Data supplied section start
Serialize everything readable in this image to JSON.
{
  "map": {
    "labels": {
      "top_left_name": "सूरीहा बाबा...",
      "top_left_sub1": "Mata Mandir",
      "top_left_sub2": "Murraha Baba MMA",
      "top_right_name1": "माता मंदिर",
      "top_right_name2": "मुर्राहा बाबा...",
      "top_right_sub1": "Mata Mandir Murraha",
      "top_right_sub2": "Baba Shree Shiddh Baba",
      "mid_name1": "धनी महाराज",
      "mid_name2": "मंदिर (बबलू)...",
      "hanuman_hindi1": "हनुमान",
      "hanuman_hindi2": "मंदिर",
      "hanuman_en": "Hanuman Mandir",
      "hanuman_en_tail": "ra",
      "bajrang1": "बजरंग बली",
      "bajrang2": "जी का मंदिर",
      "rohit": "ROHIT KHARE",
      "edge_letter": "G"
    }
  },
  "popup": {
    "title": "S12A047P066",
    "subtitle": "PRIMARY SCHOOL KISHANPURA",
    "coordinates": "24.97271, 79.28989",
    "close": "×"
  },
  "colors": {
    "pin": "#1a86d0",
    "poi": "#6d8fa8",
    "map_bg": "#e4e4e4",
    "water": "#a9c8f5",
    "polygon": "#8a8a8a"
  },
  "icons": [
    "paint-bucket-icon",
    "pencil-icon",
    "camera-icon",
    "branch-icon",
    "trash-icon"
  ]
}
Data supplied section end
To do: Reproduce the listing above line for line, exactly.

Solution to this problem:
Serialize everything readable in this image to JSON.
{
  "map": {
    "labels": {
      "top_left_name": "सूरीहा बाबा...",
      "top_left_sub1": "Mata Mandir",
      "top_left_sub2": "Murraha Baba MMA",
      "top_right_name1": "माता मंदिर",
      "top_right_name2": "मुर्राहा बाबा...",
      "top_right_sub1": "Mata Mandir Murraha",
      "top_right_sub2": "Baba Shree Shiddh Baba",
      "mid_name1": "धनी महाराज",
      "mid_name2": "मंदिर (बबलू)...",
      "hanuman_hindi1": "हनुमान",
      "hanuman_hindi2": "मंदिर",
      "hanuman_en": "Hanuman Mandir",
      "hanuman_en_tail": "ra",
      "bajrang1": "बजरंग बली",
      "bajrang2": "जी का मंदिर",
      "rohit": "ROHIT KHARE",
      "edge_letter": "G"
    }
  },
  "popup": {
    "title": "S12A047P066",
    "subtitle": "PRIMARY SCHOOL KISHANPURA",
    "coordinates": "24.97271, 79.28989",
    "close": "×"
  },
  "colors": {
    "pin": "#1a86d0",
    "poi": "#6d8fa8",
    "map_bg": "#e4e4e4",
    "water": "#a9c8f5",
    "polygon": "#8a8a8a"
  },
  "icons": [
    "paint-bucket-icon",
    "pencil-icon",
    "camera-icon",
    "branch-icon",
    "trash-icon"
  ]
}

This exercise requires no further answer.